Dataset rows for apps and sites:
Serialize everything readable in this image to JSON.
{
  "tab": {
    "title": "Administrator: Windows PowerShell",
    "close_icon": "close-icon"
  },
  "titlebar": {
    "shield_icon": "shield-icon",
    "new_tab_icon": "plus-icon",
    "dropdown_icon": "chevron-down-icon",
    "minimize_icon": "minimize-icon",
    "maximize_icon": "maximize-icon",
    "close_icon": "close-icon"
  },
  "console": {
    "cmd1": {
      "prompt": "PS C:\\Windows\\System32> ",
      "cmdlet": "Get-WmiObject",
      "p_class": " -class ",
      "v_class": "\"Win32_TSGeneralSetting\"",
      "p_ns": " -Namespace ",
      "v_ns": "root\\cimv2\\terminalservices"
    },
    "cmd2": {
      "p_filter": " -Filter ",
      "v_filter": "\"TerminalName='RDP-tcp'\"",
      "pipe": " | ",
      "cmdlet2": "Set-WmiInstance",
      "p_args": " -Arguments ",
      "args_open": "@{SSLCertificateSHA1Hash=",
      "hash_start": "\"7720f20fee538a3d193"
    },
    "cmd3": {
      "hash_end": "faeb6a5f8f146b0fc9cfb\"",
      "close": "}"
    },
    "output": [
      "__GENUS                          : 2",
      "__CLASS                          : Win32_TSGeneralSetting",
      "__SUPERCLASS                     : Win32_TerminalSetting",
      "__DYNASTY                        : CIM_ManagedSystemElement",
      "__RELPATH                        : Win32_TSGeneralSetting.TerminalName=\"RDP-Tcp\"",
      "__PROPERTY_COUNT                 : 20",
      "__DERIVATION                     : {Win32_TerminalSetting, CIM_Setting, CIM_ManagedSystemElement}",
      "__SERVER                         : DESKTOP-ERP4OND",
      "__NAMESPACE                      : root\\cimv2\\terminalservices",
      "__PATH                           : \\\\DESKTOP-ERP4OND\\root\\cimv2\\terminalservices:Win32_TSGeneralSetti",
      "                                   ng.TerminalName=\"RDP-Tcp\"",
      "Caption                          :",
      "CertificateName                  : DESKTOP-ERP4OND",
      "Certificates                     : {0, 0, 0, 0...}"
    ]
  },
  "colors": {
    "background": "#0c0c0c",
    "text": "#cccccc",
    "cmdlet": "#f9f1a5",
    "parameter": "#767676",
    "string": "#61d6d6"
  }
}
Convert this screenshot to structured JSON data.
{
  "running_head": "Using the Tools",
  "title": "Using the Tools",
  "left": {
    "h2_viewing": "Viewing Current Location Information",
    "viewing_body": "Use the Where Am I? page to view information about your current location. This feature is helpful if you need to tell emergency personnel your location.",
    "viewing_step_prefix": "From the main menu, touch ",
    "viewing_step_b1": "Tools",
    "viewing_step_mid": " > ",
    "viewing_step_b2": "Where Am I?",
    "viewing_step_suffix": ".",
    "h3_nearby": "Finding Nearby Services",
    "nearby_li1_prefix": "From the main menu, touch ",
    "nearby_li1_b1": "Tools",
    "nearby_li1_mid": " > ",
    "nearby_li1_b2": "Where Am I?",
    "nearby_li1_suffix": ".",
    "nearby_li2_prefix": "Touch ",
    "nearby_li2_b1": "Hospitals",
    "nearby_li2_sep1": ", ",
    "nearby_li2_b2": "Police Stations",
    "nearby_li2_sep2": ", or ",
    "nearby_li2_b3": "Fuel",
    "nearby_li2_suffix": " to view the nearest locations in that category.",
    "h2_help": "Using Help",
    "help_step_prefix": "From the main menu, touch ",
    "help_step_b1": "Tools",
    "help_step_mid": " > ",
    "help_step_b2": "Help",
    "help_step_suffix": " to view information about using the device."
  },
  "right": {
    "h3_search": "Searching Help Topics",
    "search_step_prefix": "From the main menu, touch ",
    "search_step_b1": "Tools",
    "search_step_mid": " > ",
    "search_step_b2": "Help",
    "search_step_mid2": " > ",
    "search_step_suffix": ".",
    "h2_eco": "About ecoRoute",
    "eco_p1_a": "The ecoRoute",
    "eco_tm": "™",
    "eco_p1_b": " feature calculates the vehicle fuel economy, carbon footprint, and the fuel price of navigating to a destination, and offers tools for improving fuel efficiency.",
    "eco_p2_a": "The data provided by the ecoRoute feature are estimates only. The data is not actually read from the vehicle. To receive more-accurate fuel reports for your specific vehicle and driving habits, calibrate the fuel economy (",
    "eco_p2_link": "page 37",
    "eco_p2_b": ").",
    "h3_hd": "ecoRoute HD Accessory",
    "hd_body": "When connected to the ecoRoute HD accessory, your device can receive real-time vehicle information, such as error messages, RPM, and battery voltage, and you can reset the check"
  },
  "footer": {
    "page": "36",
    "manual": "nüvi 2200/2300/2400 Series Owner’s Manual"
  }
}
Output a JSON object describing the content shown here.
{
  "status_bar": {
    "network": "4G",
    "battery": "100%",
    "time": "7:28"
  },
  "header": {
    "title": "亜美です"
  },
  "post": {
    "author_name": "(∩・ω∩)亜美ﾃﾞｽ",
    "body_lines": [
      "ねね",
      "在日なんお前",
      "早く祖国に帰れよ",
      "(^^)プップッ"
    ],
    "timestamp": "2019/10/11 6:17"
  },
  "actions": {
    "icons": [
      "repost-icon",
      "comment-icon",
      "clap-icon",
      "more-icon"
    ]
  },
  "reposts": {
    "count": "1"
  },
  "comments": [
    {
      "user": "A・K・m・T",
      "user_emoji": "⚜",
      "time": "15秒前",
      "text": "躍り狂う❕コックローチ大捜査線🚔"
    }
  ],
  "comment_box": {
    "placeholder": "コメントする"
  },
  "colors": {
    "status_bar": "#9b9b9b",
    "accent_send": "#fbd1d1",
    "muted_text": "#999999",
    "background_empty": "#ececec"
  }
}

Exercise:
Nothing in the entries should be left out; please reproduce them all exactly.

Task answer:
Serialize everything readable in this image to JSON.
{
  "tab": {
    "title": "Administrator: Windows PowerShell",
    "close_icon": "close-icon"
  },
  "titlebar": {
    "shield_icon": "shield-icon",
    "new_tab_icon": "plus-icon",
    "dropdown_icon": "chevron-down-icon",
    "minimize_icon": "minimize-icon",
    "maximize_icon": "maximize-icon",
    "close_icon": "close-icon"
  },
  "console": {
    "cmd1": {
      "prompt": "PS C:\\Windows\\System32> ",
      "cmdlet": "Get-WmiObject",
      "p_class": " -class ",
      "v_class": "\"Win32_TSGeneralSetting\"",
      "p_ns": " -Namespace ",
      "v_ns": "root\\cimv2\\terminalservices"
    },
    "cmd2": {
      "p_filter": " -Filter ",
      "v_filter": "\"TerminalName='RDP-tcp'\"",
      "pipe": " | ",
      "cmdlet2": "Set-WmiInstance",
      "p_args": " -Arguments ",
      "args_open": "@{SSLCertificateSHA1Hash=",
      "hash_start": "\"7720f20fee538a3d193"
    },
    "cmd3": {
      "hash_end": "faeb6a5f8f146b0fc9cfb\"",
      "close": "}"
    },
    "output": [
      "__GENUS                          : 2",
      "__CLASS                          : Win32_TSGeneralSetting",
      "__SUPERCLASS                     : Win32_TerminalSetting",
      "__DYNASTY                        : CIM_ManagedSystemElement",
      "__RELPATH                        : Win32_TSGeneralSetting.TerminalName=\"RDP-Tcp\"",
      "__PROPERTY_COUNT                 : 20",
      "__DERIVATION                     : {Win32_TerminalSetting, CIM_Setting, CIM_ManagedSystemElement}",
      "__SERVER                         : DESKTOP-ERP4OND",
      "__NAMESPACE                      : root\\cimv2\\terminalservices",
      "__PATH                           : \\\\DESKTOP-ERP4OND\\root\\cimv2\\terminalservices:Win32_TSGeneralSetti",
      "                                   ng.TerminalName=\"RDP-Tcp\"",
      "Caption                          :",
      "CertificateName                  : DESKTOP-ERP4OND",
      "Certificates                     : {0, 0, 0, 0...}"
    ]
  },
  "colors": {
    "background": "#0c0c0c",
    "text": "#cccccc",
    "cmdlet": "#f9f1a5",
    "parameter": "#767676",
    "string": "#61d6d6"
  }
}
Convert this screenshot to structured JSON data.
{
  "running_head": "Using the Tools",
  "title": "Using the Tools",
  "left": {
    "h2_viewing": "Viewing Current Location Information",
    "viewing_body": "Use the Where Am I? page to view information about your current location. This feature is helpful if you need to tell emergency personnel your location.",
    "viewing_step_prefix": "From the main menu, touch ",
    "viewing_step_b1": "Tools",
    "viewing_step_mid": " > ",
    "viewing_step_b2": "Where Am I?",
    "viewing_step_suffix": ".",
    "h3_nearby": "Finding Nearby Services",
    "nearby_li1_prefix": "From the main menu, touch ",
    "nearby_li1_b1": "Tools",
    "nearby_li1_mid": " > ",
    "nearby_li1_b2": "Where Am I?",
    "nearby_li1_suffix": ".",
    "nearby_li2_prefix": "Touch ",
    "nearby_li2_b1": "Hospitals",
    "nearby_li2_sep1": ", ",
    "nearby_li2_b2": "Police Stations",
    "nearby_li2_sep2": ", or ",
    "nearby_li2_b3": "Fuel",
    "nearby_li2_suffix": " to view the nearest locations in that category.",
    "h2_help": "Using Help",
    "help_step_prefix": "From the main menu, touch ",
    "help_step_b1": "Tools",
    "help_step_mid": " > ",
    "help_step_b2": "Help",
    "help_step_suffix": " to view information about using the device."
  },
  "right": {
    "h3_search": "Searching Help Topics",
    "search_step_prefix": "From the main menu, touch ",
    "search_step_b1": "Tools",
    "search_step_mid": " > ",
    "search_step_b2": "Help",
    "search_step_mid2": " > ",
    "search_step_suffix": ".",
    "h2_eco": "About ecoRoute",
    "eco_p1_a": "The ecoRoute",
    "eco_tm": "™",
    "eco_p1_b": " feature calculates the vehicle fuel economy, carbon footprint, and the fuel price of navigating to a destination, and offers tools for improving fuel efficiency.",
    "eco_p2_a": "The data provided by the ecoRoute feature are estimates only. The data is not actually read from the vehicle. To receive more-accurate fuel reports for your specific vehicle and driving habits, calibrate the fuel economy (",
    "eco_p2_link": "page 37",
    "eco_p2_b": ").",
    "h3_hd": "ecoRoute HD Accessory",
    "hd_body": "When connected to the ecoRoute HD accessory, your device can receive real-time vehicle information, such as error messages, RPM, and battery voltage, and you can reset the check"
  },
  "footer": {
    "page": "36",
    "manual": "nüvi 2200/2300/2400 Series Owner’s Manual"
  }
}
Output a JSON object describing the content shown here.
{
  "status_bar": {
    "network": "4G",
    "battery": "100%",
    "time": "7:28"
  },
  "header": {
    "title": "亜美です"
  },
  "post": {
    "author_name": "(∩・ω∩)亜美ﾃﾞｽ",
    "body_lines": [
      "ねね",
      "在日なんお前",
      "早く祖国に帰れよ",
      "(^^)プップッ"
    ],
    "timestamp": "2019/10/11 6:17"
  },
  "actions": {
    "icons": [
      "repost-icon",
      "comment-icon",
      "clap-icon",
      "more-icon"
    ]
  },
  "reposts": {
    "count": "1"
  },
  "comments": [
    {
      "user": "A・K・m・T",
      "user_emoji": "⚜",
      "time": "15秒前",
      "text": "躍り狂う❕コックローチ大捜査線🚔"
    }
  ],
  "comment_box": {
    "placeholder": "コメントする"
  },
  "colors": {
    "status_bar": "#9b9b9b",
    "accent_send": "#fbd1d1",
    "muted_text": "#999999",
    "background_empty": "#ececec"
  }
}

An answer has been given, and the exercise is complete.